America -- The Land of Opportunity?

2014-04-24-YCP_042.jpg Did you grow up believing that America was the land of opportunity, that if you stayed in school and graduated, worked hard and played by the rules you could get ahead? I did and while it worked for me, now I am not too sure it still works for the majority of young people. I grew up during that golden time for American workers from 1947 to 1973 when worker productivity rose every year and incomes and benefits rose as well at the same level. Middle class people bought homes and cars, went to college for little money or for free and believed in the American Dream. Millions of low-income people moved up to the middle class. The dark side of the economy was that people of color were largely excluded and women were marginalized but there were movements afoot that were beginning to change those injustices. People had hope, especially young people.

Today we seem to have a struggling generation of young people who do not have good jobs, health insurance, pensions, houses or hope. A much higher percentage spend long periods of time unemployed or underemployed, have a trillion dollars of college loan debt, billions more in credit card debt and often become hungry and poor.

There are certainly several reasons beyond the economy for this drift, but the dysfunctional economy is at the heart of the crisis. The great hope is that there is a growing movement for economic justice that includes raising the minimum wage nationally, as it has already been raised in more than 150 states and local communities, and more importantly establishing a living wage beyond the minimum wage. This movement for economic justice also includes rethinking the way community colleges work and the kind of tuition supports available at all colleges, creating universal pre-K programs and parent/child learning experiences and expanding wage supports such as the Earned Income Tax Credit and the Child Tax Credit. All of these measures are helpful but they do not in themselves create a just economic society.

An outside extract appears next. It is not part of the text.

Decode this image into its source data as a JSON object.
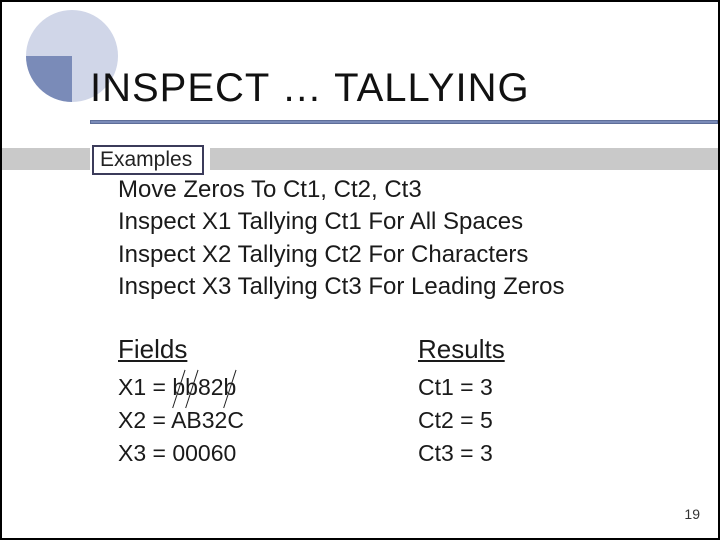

The basic often unspoken contract between employers and workers has been shattered. The idea that a company is responsible for providing fair wages and benefits to all its employees, protecting the environment and health of the workers and the people in the community now seems like a vestige from a long ago age. Over the past few decades a major shift has taken place with the advent of what is called shareholder capitalism originally espoused by Milton Freidman who preached that there is only one social responsibility of business, to increase profits. Tragically, his views have taken over most of American business culture and given support for the great migration of American jobs and investment oversees as well as other business practices that have harmed American workers and their families. If you believe that the only social responsibility of business is to make as much profit as possible then anything goes and anything can be justified by the bottom line and the quarterly profit and loss report.

During the Great Recession thousands of businesses laid off people and made the remaining workers do double duty work or more at the same or reduced salary. Take it or leave it. As the recession eased up many of those same companies did not hire new workers but kept up pressure on the remaining workers to just keep working harder. At the same time pensions and other benefits were lost or reduced, all sacrificed at the altar of profit.

Most American businesses are doing quite well now piling up record profits without improving the pay or benefits of their workers. It seems like we are back in the Gilded Age of the 1890s or the pre-depression age of the 1920s just before the stock market crash. How long can a society get by without the majority of its working citizens getting a raise beyond inflation? How long can a society stay healthy when the top one percent reaps almost all the financial benefits of the past five years? How long can we continue to say that we are the Land of Opportunity when we have millions of long term unemployed who want to work but cannot find a job? How long can our leaders support the great lie that greed is good and allow those at the very top of the economic ladder to buy our elections and our government?

As I reflect back on my belief in the American dream when I was a young person and how powerful a force it was for me entering adulthood, I am more determined than ever to help build the growing movement for economic justice that is at the heart of the real American dream.